AIM OF THE EXERCISE
Omit any picture, and return the remaining data exactly as written.

(Items listed in a dataset)
━━━━━━━━

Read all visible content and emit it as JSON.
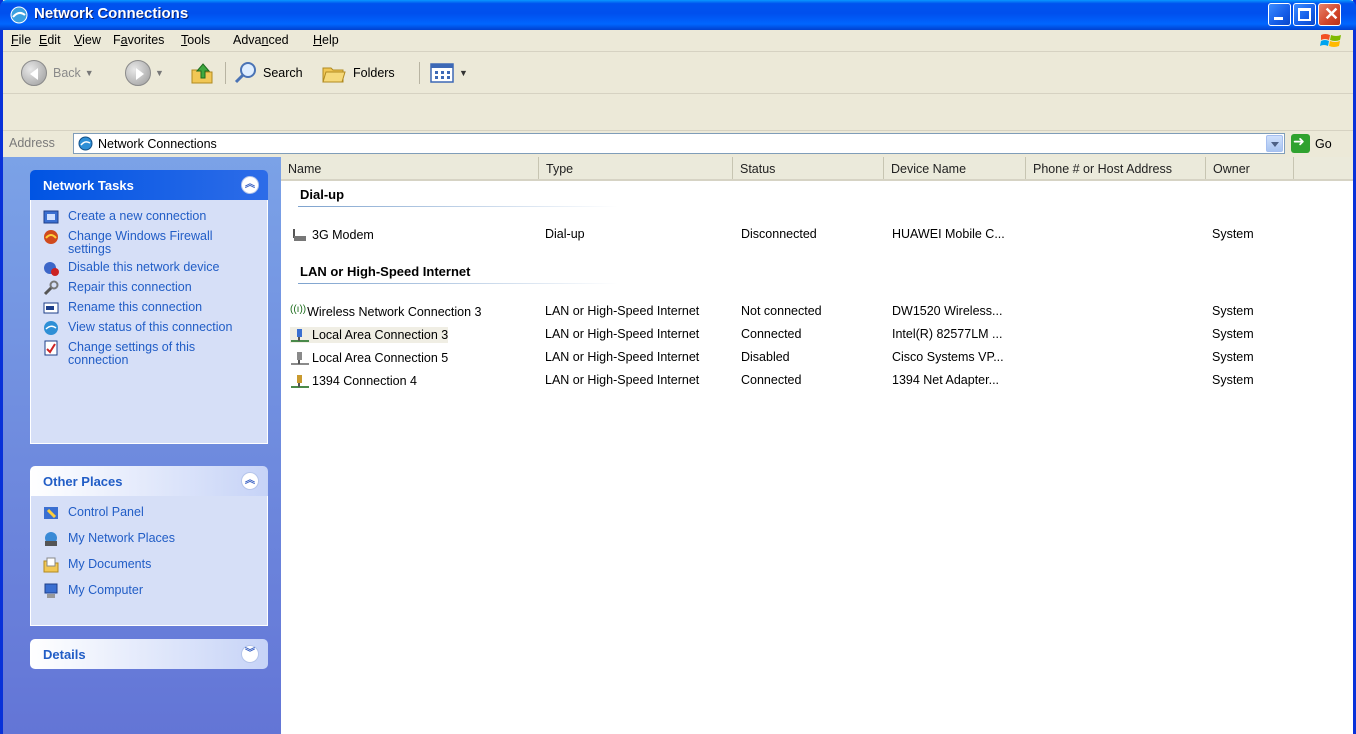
{
  "window": {
    "title": "Network Connections"
  },
  "menu": [
    {
      "label": "File",
      "key": "F",
      "rest": "ile"
    },
    {
      "label": "Edit",
      "key": "E",
      "rest": "dit"
    },
    {
      "label": "View",
      "key": "V",
      "rest": "iew"
    },
    {
      "label": "Favorites",
      "key": "a",
      "pre": "F",
      "rest": "vorites"
    },
    {
      "label": "Tools",
      "key": "T",
      "rest": "ools"
    },
    {
      "label": "Advanced",
      "key": "n",
      "pre": "Adva",
      "rest": "ced"
    },
    {
      "label": "Help",
      "key": "H",
      "rest": "elp"
    }
  ],
  "toolbar": {
    "back_label": "Back",
    "search_label": "Search",
    "folders_label": "Folders"
  },
  "address": {
    "label": "Address",
    "value": "Network Connections",
    "go_label": "Go"
  },
  "sidebar": {
    "network_tasks": {
      "title": "Network Tasks",
      "items": [
        {
          "label": "Create a new connection",
          "icon": "new-connection-icon"
        },
        {
          "label": "Change Windows Firewall settings",
          "icon": "firewall-icon"
        },
        {
          "label": "Disable this network device",
          "icon": "disable-device-icon"
        },
        {
          "label": "Repair this connection",
          "icon": "repair-icon"
        },
        {
          "label": "Rename this connection",
          "icon": "rename-icon"
        },
        {
          "label": "View status of this connection",
          "icon": "status-icon"
        },
        {
          "label": "Change settings of this connection",
          "icon": "settings-icon"
        }
      ]
    },
    "other_places": {
      "title": "Other Places",
      "items": [
        {
          "label": "Control Panel",
          "icon": "control-panel-icon"
        },
        {
          "label": "My Network Places",
          "icon": "network-places-icon"
        },
        {
          "label": "My Documents",
          "icon": "documents-icon"
        },
        {
          "label": "My Computer",
          "icon": "computer-icon"
        }
      ]
    },
    "details": {
      "title": "Details"
    }
  },
  "columns": [
    "Name",
    "Type",
    "Status",
    "Device Name",
    "Phone # or Host Address",
    "Owner"
  ],
  "groups": [
    {
      "title": "Dial-up",
      "rows": [
        {
          "name": "3G Modem",
          "type": "Dial-up",
          "status": "Disconnected",
          "device": "HUAWEI Mobile C...",
          "phone": "",
          "owner": "System",
          "icon": "modem-icon"
        }
      ]
    },
    {
      "title": "LAN or High-Speed Internet",
      "rows": [
        {
          "name": "Wireless Network Connection 3",
          "type": "LAN or High-Speed Internet",
          "status": "Not connected",
          "device": "DW1520 Wireless...",
          "phone": "",
          "owner": "System",
          "icon": "wireless-icon"
        },
        {
          "name": "Local Area Connection 3",
          "type": "LAN or High-Speed Internet",
          "status": "Connected",
          "device": "Intel(R) 82577LM ...",
          "phone": "",
          "owner": "System",
          "icon": "lan-icon"
        },
        {
          "name": "Local Area Connection 5",
          "type": "LAN or High-Speed Internet",
          "status": "Disabled",
          "device": "Cisco Systems VP...",
          "phone": "",
          "owner": "System",
          "icon": "lan-disabled-icon"
        },
        {
          "name": "1394 Connection 4",
          "type": "LAN or High-Speed Internet",
          "status": "Connected",
          "device": "1394 Net Adapter...",
          "phone": "",
          "owner": "System",
          "icon": "lan-icon"
        }
      ]
    }
  ],
  "colors": {
    "title_bar": "#0053ee",
    "sidebar_link": "#215dc6",
    "sidebar_bg": "#6375d6"
  }
}
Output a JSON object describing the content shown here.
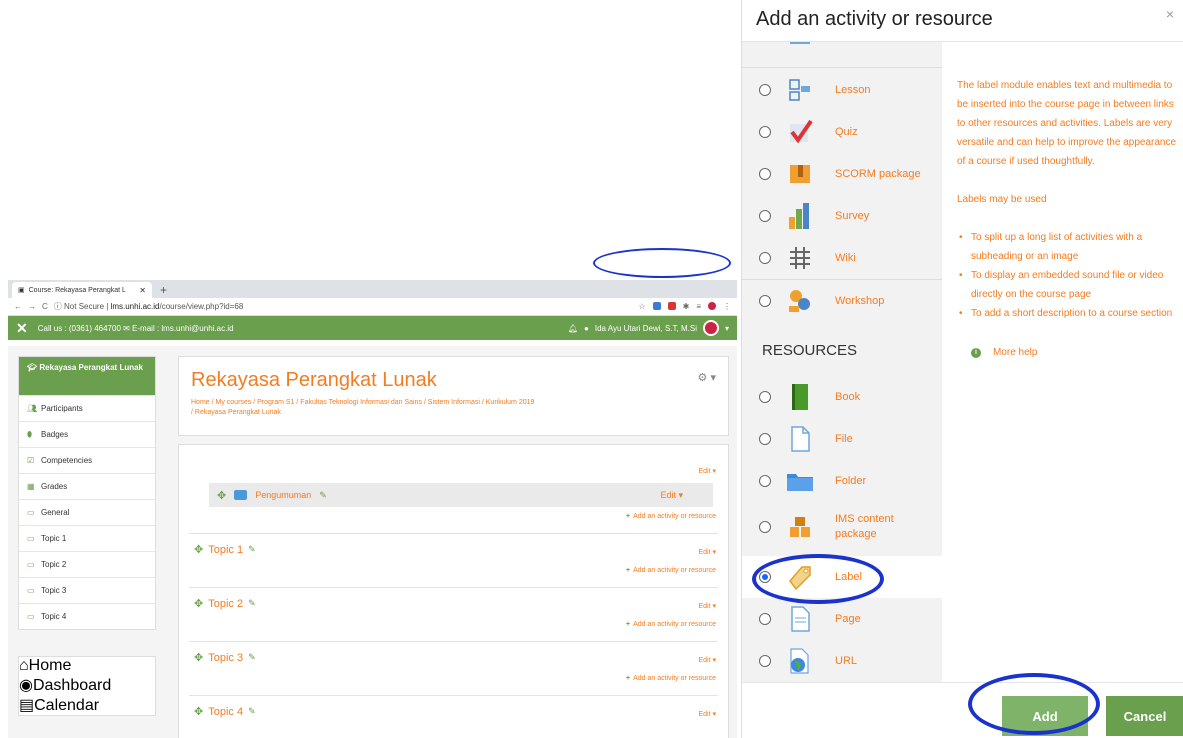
{
  "browser": {
    "tab_title": "Course: Rekayasa Perangkat L",
    "url_prefix": "Not Secure | ",
    "url_domain": "lms.unhi.ac.id",
    "url_path": "/course/view.php?id=68",
    "nav_contact": "Call us : (0361) 464700 ✉ E-mail : lms.unhi@unhi.ac.id",
    "user_name": "Ida Ayu Utari Dewi, S.T, M.Si"
  },
  "sidebar": {
    "active": "Rekayasa Perangkat Lunak",
    "items": [
      "Participants",
      "Badges",
      "Competencies",
      "Grades",
      "General",
      "Topic 1",
      "Topic 2",
      "Topic 3",
      "Topic 4"
    ],
    "items2": [
      "Home",
      "Dashboard",
      "Calendar"
    ]
  },
  "course": {
    "title": "Rekayasa Perangkat Lunak",
    "breadcrumb1": "Home / My courses / Program S1 / Fakultas Teknologi Informasi dan Sains / Sistem Informasi / Kurikulum 2019",
    "breadcrumb2": "/ Rekayasa Perangkat Lunak",
    "edit": "Edit ▾",
    "forum": "Pengumuman",
    "add_activity": "Add an activity or resource",
    "topics": [
      "Topic 1",
      "Topic 2",
      "Topic 3",
      "Topic 4"
    ]
  },
  "modal": {
    "title": "Add an activity or resource",
    "close": "×",
    "activities": [
      "Lesson",
      "Quiz",
      "SCORM package",
      "Survey",
      "Wiki",
      "Workshop"
    ],
    "resources_heading": "RESOURCES",
    "resources": [
      "Book",
      "File",
      "Folder",
      "IMS content package",
      "Label",
      "Page",
      "URL"
    ],
    "selected": "Label",
    "help_p1": "The label module enables text and multimedia to be inserted into the course page in between links to other resources and activities. Labels are very versatile and can help to improve the appearance of a course if used thoughtfully.",
    "help_p2": "Labels may be used",
    "help_bullets": [
      "To split up a long list of activities with a subheading or an image",
      "To display an embedded sound file or video directly on the course page",
      "To add a short description to a course section"
    ],
    "more_help": "More help",
    "add_button": "Add",
    "cancel_button": "Cancel"
  },
  "colors": {
    "accent": "#f47c20",
    "green": "#6a9f4d",
    "highlight": "#1a33cc"
  }
}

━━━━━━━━

FINISHED TASK
Read all visible content and emit it as JSON.
{
  "window": {
    "title": "Network Connections"
  },
  "menu": [
    {
      "label": "File",
      "key": "F",
      "rest": "ile"
    },
    {
      "label": "Edit",
      "key": "E",
      "rest": "dit"
    },
    {
      "label": "View",
      "key": "V",
      "rest": "iew"
    },
    {
      "label": "Favorites",
      "key": "a",
      "pre": "F",
      "rest": "vorites"
    },
    {
      "label": "Tools",
      "key": "T",
      "rest": "ools"
    },
    {
      "label": "Advanced",
      "key": "n",
      "pre": "Adva",
      "rest": "ced"
    },
    {
      "label": "Help",
      "key": "H",
      "rest": "elp"
    }
  ],
  "toolbar": {
    "back_label": "Back",
    "search_label": "Search",
    "folders_label": "Folders"
  },
  "address": {
    "label": "Address",
    "value": "Network Connections",
    "go_label": "Go"
  },
  "sidebar": {
    "network_tasks": {
      "title": "Network Tasks",
      "items": [
        {
          "label": "Create a new connection",
          "icon": "new-connection-icon"
        },
        {
          "label": "Change Windows Firewall settings",
          "icon": "firewall-icon"
        },
        {
          "label": "Disable this network device",
          "icon": "disable-device-icon"
        },
        {
          "label": "Repair this connection",
          "icon": "repair-icon"
        },
        {
          "label": "Rename this connection",
          "icon": "rename-icon"
        },
        {
          "label": "View status of this connection",
          "icon": "status-icon"
        },
        {
          "label": "Change settings of this connection",
          "icon": "settings-icon"
        }
      ]
    },
    "other_places": {
      "title": "Other Places",
      "items": [
        {
          "label": "Control Panel",
          "icon": "control-panel-icon"
        },
        {
          "label": "My Network Places",
          "icon": "network-places-icon"
        },
        {
          "label": "My Documents",
          "icon": "documents-icon"
        },
        {
          "label": "My Computer",
          "icon": "computer-icon"
        }
      ]
    },
    "details": {
      "title": "Details"
    }
  },
  "columns": [
    "Name",
    "Type",
    "Status",
    "Device Name",
    "Phone # or Host Address",
    "Owner"
  ],
  "groups": [
    {
      "title": "Dial-up",
      "rows": [
        {
          "name": "3G Modem",
          "type": "Dial-up",
          "status": "Disconnected",
          "device": "HUAWEI Mobile C...",
          "phone": "",
          "owner": "System",
          "icon": "modem-icon"
        }
      ]
    },
    {
      "title": "LAN or High-Speed Internet",
      "rows": [
        {
          "name": "Wireless Network Connection 3",
          "type": "LAN or High-Speed Internet",
          "status": "Not connected",
          "device": "DW1520 Wireless...",
          "phone": "",
          "owner": "System",
          "icon": "wireless-icon"
        },
        {
          "name": "Local Area Connection 3",
          "type": "LAN or High-Speed Internet",
          "status": "Connected",
          "device": "Intel(R) 82577LM ...",
          "phone": "",
          "owner": "System",
          "icon": "lan-icon"
        },
        {
          "name": "Local Area Connection 5",
          "type": "LAN or High-Speed Internet",
          "status": "Disabled",
          "device": "Cisco Systems VP...",
          "phone": "",
          "owner": "System",
          "icon": "lan-disabled-icon"
        },
        {
          "name": "1394 Connection 4",
          "type": "LAN or High-Speed Internet",
          "status": "Connected",
          "device": "1394 Net Adapter...",
          "phone": "",
          "owner": "System",
          "icon": "lan-icon"
        }
      ]
    }
  ],
  "colors": {
    "title_bar": "#0053ee",
    "sidebar_link": "#215dc6",
    "sidebar_bg": "#6375d6"
  }
}
Output a JSON object describing the content shown here.
{
  "browser": {
    "tab_title": "Course: Rekayasa Perangkat L",
    "url_prefix": "Not Secure | ",
    "url_domain": "lms.unhi.ac.id",
    "url_path": "/course/view.php?id=68",
    "nav_contact": "Call us : (0361) 464700 ✉ E-mail : lms.unhi@unhi.ac.id",
    "user_name": "Ida Ayu Utari Dewi, S.T, M.Si"
  },
  "sidebar": {
    "active": "Rekayasa Perangkat Lunak",
    "items": [
      "Participants",
      "Badges",
      "Competencies",
      "Grades",
      "General",
      "Topic 1",
      "Topic 2",
      "Topic 3",
      "Topic 4"
    ],
    "items2": [
      "Home",
      "Dashboard",
      "Calendar"
    ]
  },
  "course": {
    "title": "Rekayasa Perangkat Lunak",
    "breadcrumb1": "Home / My courses / Program S1 / Fakultas Teknologi Informasi dan Sains / Sistem Informasi / Kurikulum 2019",
    "breadcrumb2": "/ Rekayasa Perangkat Lunak",
    "edit": "Edit ▾",
    "forum": "Pengumuman",
    "add_activity": "Add an activity or resource",
    "topics": [
      "Topic 1",
      "Topic 2",
      "Topic 3",
      "Topic 4"
    ]
  },
  "modal": {
    "title": "Add an activity or resource",
    "close": "×",
    "activities": [
      "Lesson",
      "Quiz",
      "SCORM package",
      "Survey",
      "Wiki",
      "Workshop"
    ],
    "resources_heading": "RESOURCES",
    "resources": [
      "Book",
      "File",
      "Folder",
      "IMS content package",
      "Label",
      "Page",
      "URL"
    ],
    "selected": "Label",
    "help_p1": "The label module enables text and multimedia to be inserted into the course page in between links to other resources and activities. Labels are very versatile and can help to improve the appearance of a course if used thoughtfully.",
    "help_p2": "Labels may be used",
    "help_bullets": [
      "To split up a long list of activities with a subheading or an image",
      "To display an embedded sound file or video directly on the course page",
      "To add a short description to a course section"
    ],
    "more_help": "More help",
    "add_button": "Add",
    "cancel_button": "Cancel"
  },
  "colors": {
    "accent": "#f47c20",
    "green": "#6a9f4d",
    "highlight": "#1a33cc"
  }
}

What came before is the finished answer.